Now on to technology of today. Please don’t take this personally, but the biggest abusers of cellphones, are the over 30 crowd. Whether it’s making a waitress wait to take their order while they are on their phone, or not being able to get their nose out of their smartphone while their child is trying to tell them something. I see it everyday. Some folks just seem to have a full blown addiction to their electronic device.
Anything in excess is not good, and many who are younger do abuse their cell phones, video games, etc., but who allows this? You’re the parent, set a good example and guidelines. I’m glad our young people are taught and embrace technology – that is the future. iPads are a tremendous learning and organizational tool and in life have replaced the day planner and desktop computer of yesteryear. What’s next?
How many folks make a living sitting in front of a computer or in a related field? It is the world today.
The last thing is young people being lazy and self-centered. Technology has made for a more sedentary lifestyle and that includes the younger crowd of today. I myself need to get more exercise and find more active things to do with my kids. We as parents and guardians need to make sure kids are moving and playing – not just sitting. This is not a youth problem, it is an American problem. Don’t single out the young ones. Take a look at our society as a whole.

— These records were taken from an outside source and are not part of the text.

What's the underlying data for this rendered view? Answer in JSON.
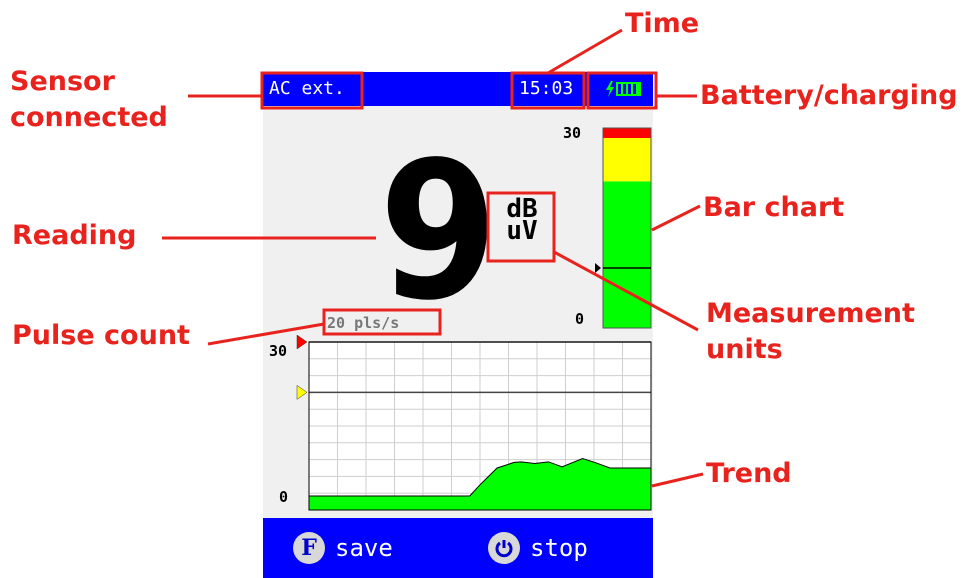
{
  "device": {
    "sensor": "AC ext.",
    "time": "15:03",
    "reading": "9",
    "units": {
      "line1": "dB",
      "line2": "uV"
    },
    "pulse": "20 pls/s",
    "bar_scale": {
      "max": "30",
      "min": "0"
    },
    "trend_scale": {
      "max": "30",
      "min": "0"
    },
    "footer": {
      "save_icon": "F",
      "save_label": "save",
      "stop_label": "stop"
    }
  },
  "callouts": {
    "sensor": [
      "Sensor",
      "connected"
    ],
    "time": "Time",
    "battery": "Battery/charging",
    "reading": "Reading",
    "bar_chart": "Bar chart",
    "units": [
      "Measurement",
      "units"
    ],
    "pulse": "Pulse count",
    "trend": "Trend"
  },
  "colors": {
    "annotation": "#e8231e",
    "screen_bar": "#0000ff",
    "level_green": "#00ff00",
    "level_yellow": "#ffff00",
    "level_red": "#ff0000"
  },
  "chart_data": [
    {
      "type": "bar",
      "title": "",
      "categories": [
        ""
      ],
      "values": [
        9
      ],
      "ylim": [
        0,
        30
      ],
      "zones": [
        {
          "color": "green",
          "from": 0,
          "to": 22
        },
        {
          "color": "yellow",
          "from": 22,
          "to": 28.5
        },
        {
          "color": "red",
          "from": 28.5,
          "to": 30
        }
      ],
      "marker": 9
    },
    {
      "type": "area",
      "title": "",
      "x": [
        0,
        10,
        20,
        30,
        40,
        47,
        50,
        55,
        60,
        62,
        66,
        70,
        74,
        76,
        80,
        84,
        88,
        90,
        100
      ],
      "y": [
        2.5,
        2.5,
        2.5,
        2.5,
        2.5,
        2.5,
        4.5,
        7.5,
        8.5,
        8.6,
        8.3,
        8.6,
        7.7,
        8.2,
        9.2,
        8.4,
        7.5,
        7.5,
        7.5
      ],
      "ylim": [
        0,
        30
      ],
      "grid": true,
      "markers": [
        {
          "value": 30,
          "color": "red"
        },
        {
          "value": 21,
          "color": "yellow"
        }
      ]
    }
  ]
}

As far as being self-centered, this too is a problem in our country, not just with the next generation. However, I see young people helping in our area with so many causes I couldn’t list them all. They are spending their time on missionary trips, working with those younger than them – whether as a tutor or as a ‘young coach’ helping the next class of ball players behind them in school. Young people are involved in so much more in our communities today, take a look around you. When do they find the time to do this?

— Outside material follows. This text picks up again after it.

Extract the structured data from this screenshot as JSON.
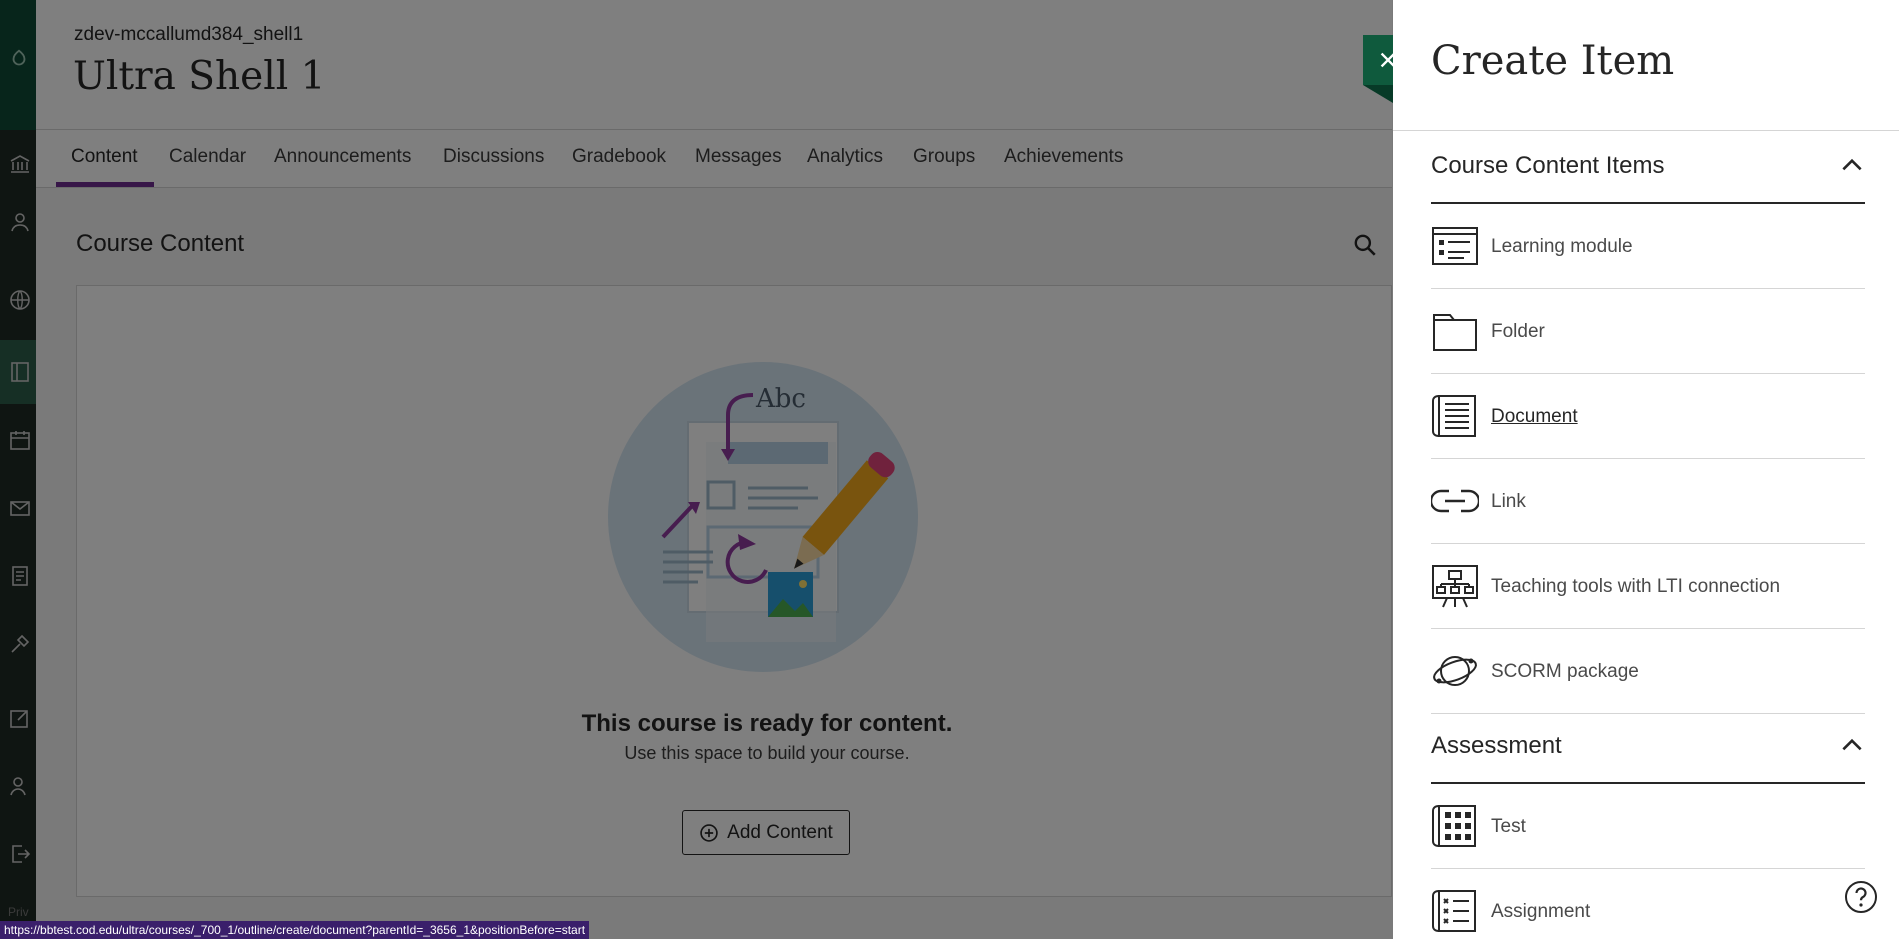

How would you do growing up today, with all the challenges it has in store? College grad young adults, down to pre-k children have certainly embraced today’s world. They seem to work harder and smarter to meet the challenges. I believe they will evolve both in mind and in technology to take on the tough challenges our great nation has in years to come. I hope are national leaders of today leave them something to work with. Oh, by the way, wasn’t that President Obama caught taking a ‘selfie’ with the Prime Minister of New Zealand at the memorial service for Nelson Mandela? So much for younger people being the problem.
Margarita Shkurko has been in our country for 2 1/2 years. She came to us from Russia via Loyalsock High School. Please take the time to enjoy her first published story. Rita is a smiling, energetic, smart, young lady. I am honored to have her on board.